“This is ridiculous,” said Eddy. “Does that mean every three months I’m going to end up with a $2,000 bill? So I just tossed my hands in the air because I was at my financial end.”
When she refused to pay, Hydro One disconnected her services and removed her meter.
She spent the next seven months bathing from plastic shower bags, keeping food cold in a cooler and running a generator once a week to perform tasks like vacuuming and pumping water from her well.
While Eddy says she is grateful to be reconnected, she remains skeptical of both Hydro One and the government’s ability to keep energy costs low.
“I’m concerned that they’re taking us out of the pot and putting us in the frying pan,” Eddy said.
She says she’s also concerned by the lack of choice consumers have when it comes to electricity providers in Ontario – something Ontario’s Energy Minister Glenn Thibeault says he is working on.

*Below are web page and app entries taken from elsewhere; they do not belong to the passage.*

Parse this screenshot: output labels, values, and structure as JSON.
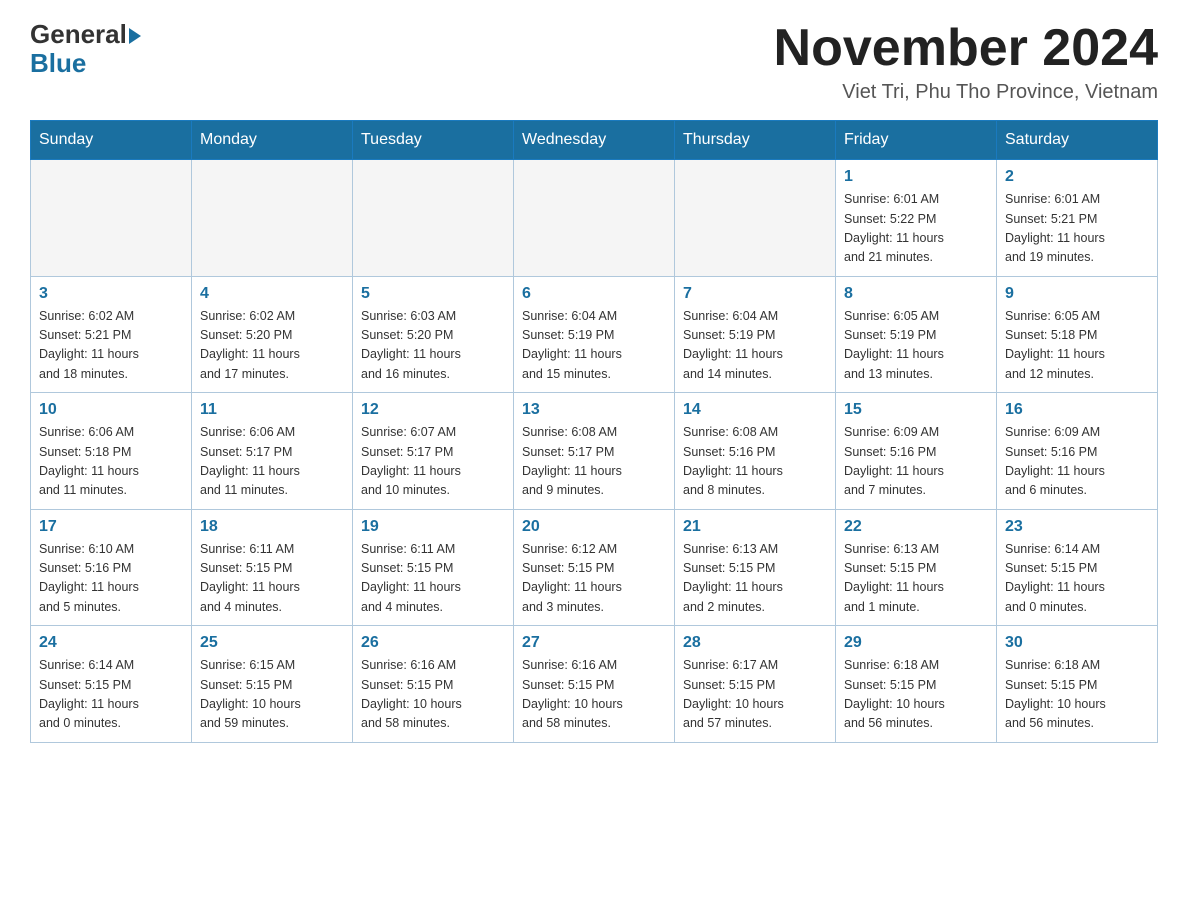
{
  "header": {
    "logo_top": "General",
    "logo_bottom": "Blue",
    "month_title": "November 2024",
    "location": "Viet Tri, Phu Tho Province, Vietnam"
  },
  "days_of_week": [
    "Sunday",
    "Monday",
    "Tuesday",
    "Wednesday",
    "Thursday",
    "Friday",
    "Saturday"
  ],
  "weeks": [
    {
      "days": [
        {
          "num": "",
          "info": ""
        },
        {
          "num": "",
          "info": ""
        },
        {
          "num": "",
          "info": ""
        },
        {
          "num": "",
          "info": ""
        },
        {
          "num": "",
          "info": ""
        },
        {
          "num": "1",
          "info": "Sunrise: 6:01 AM\nSunset: 5:22 PM\nDaylight: 11 hours\nand 21 minutes."
        },
        {
          "num": "2",
          "info": "Sunrise: 6:01 AM\nSunset: 5:21 PM\nDaylight: 11 hours\nand 19 minutes."
        }
      ]
    },
    {
      "days": [
        {
          "num": "3",
          "info": "Sunrise: 6:02 AM\nSunset: 5:21 PM\nDaylight: 11 hours\nand 18 minutes."
        },
        {
          "num": "4",
          "info": "Sunrise: 6:02 AM\nSunset: 5:20 PM\nDaylight: 11 hours\nand 17 minutes."
        },
        {
          "num": "5",
          "info": "Sunrise: 6:03 AM\nSunset: 5:20 PM\nDaylight: 11 hours\nand 16 minutes."
        },
        {
          "num": "6",
          "info": "Sunrise: 6:04 AM\nSunset: 5:19 PM\nDaylight: 11 hours\nand 15 minutes."
        },
        {
          "num": "7",
          "info": "Sunrise: 6:04 AM\nSunset: 5:19 PM\nDaylight: 11 hours\nand 14 minutes."
        },
        {
          "num": "8",
          "info": "Sunrise: 6:05 AM\nSunset: 5:19 PM\nDaylight: 11 hours\nand 13 minutes."
        },
        {
          "num": "9",
          "info": "Sunrise: 6:05 AM\nSunset: 5:18 PM\nDaylight: 11 hours\nand 12 minutes."
        }
      ]
    },
    {
      "days": [
        {
          "num": "10",
          "info": "Sunrise: 6:06 AM\nSunset: 5:18 PM\nDaylight: 11 hours\nand 11 minutes."
        },
        {
          "num": "11",
          "info": "Sunrise: 6:06 AM\nSunset: 5:17 PM\nDaylight: 11 hours\nand 11 minutes."
        },
        {
          "num": "12",
          "info": "Sunrise: 6:07 AM\nSunset: 5:17 PM\nDaylight: 11 hours\nand 10 minutes."
        },
        {
          "num": "13",
          "info": "Sunrise: 6:08 AM\nSunset: 5:17 PM\nDaylight: 11 hours\nand 9 minutes."
        },
        {
          "num": "14",
          "info": "Sunrise: 6:08 AM\nSunset: 5:16 PM\nDaylight: 11 hours\nand 8 minutes."
        },
        {
          "num": "15",
          "info": "Sunrise: 6:09 AM\nSunset: 5:16 PM\nDaylight: 11 hours\nand 7 minutes."
        },
        {
          "num": "16",
          "info": "Sunrise: 6:09 AM\nSunset: 5:16 PM\nDaylight: 11 hours\nand 6 minutes."
        }
      ]
    },
    {
      "days": [
        {
          "num": "17",
          "info": "Sunrise: 6:10 AM\nSunset: 5:16 PM\nDaylight: 11 hours\nand 5 minutes."
        },
        {
          "num": "18",
          "info": "Sunrise: 6:11 AM\nSunset: 5:15 PM\nDaylight: 11 hours\nand 4 minutes."
        },
        {
          "num": "19",
          "info": "Sunrise: 6:11 AM\nSunset: 5:15 PM\nDaylight: 11 hours\nand 4 minutes."
        },
        {
          "num": "20",
          "info": "Sunrise: 6:12 AM\nSunset: 5:15 PM\nDaylight: 11 hours\nand 3 minutes."
        },
        {
          "num": "21",
          "info": "Sunrise: 6:13 AM\nSunset: 5:15 PM\nDaylight: 11 hours\nand 2 minutes."
        },
        {
          "num": "22",
          "info": "Sunrise: 6:13 AM\nSunset: 5:15 PM\nDaylight: 11 hours\nand 1 minute."
        },
        {
          "num": "23",
          "info": "Sunrise: 6:14 AM\nSunset: 5:15 PM\nDaylight: 11 hours\nand 0 minutes."
        }
      ]
    },
    {
      "days": [
        {
          "num": "24",
          "info": "Sunrise: 6:14 AM\nSunset: 5:15 PM\nDaylight: 11 hours\nand 0 minutes."
        },
        {
          "num": "25",
          "info": "Sunrise: 6:15 AM\nSunset: 5:15 PM\nDaylight: 10 hours\nand 59 minutes."
        },
        {
          "num": "26",
          "info": "Sunrise: 6:16 AM\nSunset: 5:15 PM\nDaylight: 10 hours\nand 58 minutes."
        },
        {
          "num": "27",
          "info": "Sunrise: 6:16 AM\nSunset: 5:15 PM\nDaylight: 10 hours\nand 58 minutes."
        },
        {
          "num": "28",
          "info": "Sunrise: 6:17 AM\nSunset: 5:15 PM\nDaylight: 10 hours\nand 57 minutes."
        },
        {
          "num": "29",
          "info": "Sunrise: 6:18 AM\nSunset: 5:15 PM\nDaylight: 10 hours\nand 56 minutes."
        },
        {
          "num": "30",
          "info": "Sunrise: 6:18 AM\nSunset: 5:15 PM\nDaylight: 10 hours\nand 56 minutes."
        }
      ]
    }
  ]
}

“If this is a service, then we should have the right to alter it,” Eddy said. “If you’re overcharging me, I’m going to go take my business elsewhere. I don’t like the way you’re treating me, I’m going to go see another mechanic.”
Eddy admits her refusal to pay Hydro One was not ideal, but says she felt like she had no other choice.
She says the government and Hydro One need to do more to keep prices low and to protect families from being disconnected during the winter – a policy Thibeault hopes passing Bill 27 will soon allow the Ontario Energy Board to carry out.
“We need to brush our teeth. We need water. We need heat,” said Eddy. “These are not privileges. Having a driver’s license is a privilege. You know, this is an essential. We need this to live.”